Cancer staging systems are intended to assist clinicians to categorize patients diagnosed with a particular malignancy in terms of their life expectancy and potential response to specific therapeutic strategies. Generally speaking, patients categorized as early stage have anatomically localized malignancy associated with a longer life expectancy and better response particularly to local therapies directed at the primary tumor mass. Late-stage patients are presumed to have metastatic disease indirectly disseminated to distant anatomic sites, associated with shorter life expectancy and requiring systemic therapeutic approaches. A staging system is a set of criteria that defines such categories for a specific malignancy. Stage categories are defined in anatomic terms: How large is the tumor and what anatomic structures have become involved with (i.e., contain invasive proliferations of) tumor cells?
Tumor stage may be used as an eligibility or stratification factor for clinical trials, as a component of algorithms for determining prognosis, and in predicting the efficacy of particular therapeutic strategies for individual patients. Thus, stage serves as an important element of risk–benefit discussions between cancer patients and clinicians. In the context of an aggressive and rapidly fatal malignancy, such as malignant pleural mesothelioma (MPM), these issues are critical to clinical, patient, and caregiver decision-making in relation to balancing expected quantity and quality of life. The practical value of any staging system is measured by its ability to separate patients into categories associated with differing expectations in terms of symptom relief, side effects, freedom from disease progression, and/or survival duration in relation to available treatment strategies.
Staging categorizes the physical extent of tumor growth relative to a patient’s normal anatomy. Categorical labels typically ranging from stage I to stage IV reflect the progressive nature of the underlying biologic process. Corresponding qualitative descriptions of “local” (stage I), “regional” (stages II–III), and “distant” (stage IV) disease refer, respectively, to a tumor that remains confined to the tissue or organ within which it initially arose, one that extends beyond the initiating tissue or organ either by direct growth to immediately surrounding tissues or by microscopic dissemination via lymphatic vessels to draining lymph nodes, and one that is disseminated via the systemic circulation to establish metastases in remote anatomic locations. For some systems, stage categories are defined directly by lists of criteria. However, the recognition that direct extension of the primary mass and metastasis via lymphatic and systemic routes represent separate and mutually independent classification parameters that may be combined to optimally define stage led to the development and preferential use of the more nuanced tumor-node-metastasis (TNM) classification systems.
Definitive determination of stage requires microscopic evaluation of representative tissue samples from the defining anatomic structures.

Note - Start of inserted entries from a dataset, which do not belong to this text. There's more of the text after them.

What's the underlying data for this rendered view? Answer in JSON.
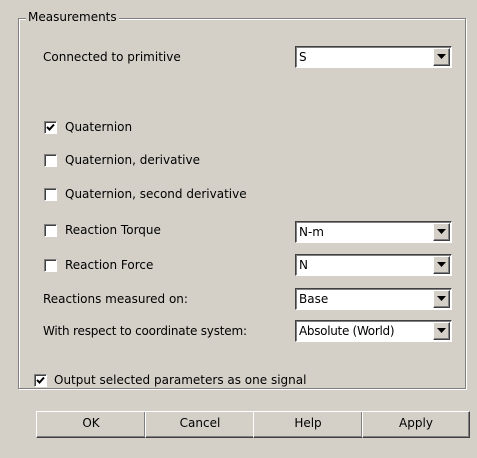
{
  "group": {
    "title": "Measurements"
  },
  "connected": {
    "label": "Connected to primitive",
    "value": "S"
  },
  "options": [
    {
      "label": "Quaternion",
      "checked": true
    },
    {
      "label": "Quaternion, derivative",
      "checked": false
    },
    {
      "label": "Quaternion, second derivative",
      "checked": false
    },
    {
      "label": "Reaction Torque",
      "checked": false,
      "unit": "N-m"
    },
    {
      "label": "Reaction Force",
      "checked": false,
      "unit": "N"
    }
  ],
  "reactions": {
    "label": "Reactions measured on:",
    "value": "Base"
  },
  "coord": {
    "label": "With respect to coordinate system:",
    "value": "Absolute (World)"
  },
  "output": {
    "label": "Output selected parameters as one signal",
    "checked": true
  },
  "buttons": {
    "ok": "OK",
    "cancel": "Cancel",
    "help": "Help",
    "apply": "Apply"
  }
}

Accurate staging is therefore only possible when all primary tumors have been surgically resected with an adequate margin, relevant regional lymph nodes and any suspected metastases have been biopsied, and the specimens have been subjected to complete gross and microscopic pathologic examination. The resulting classification ...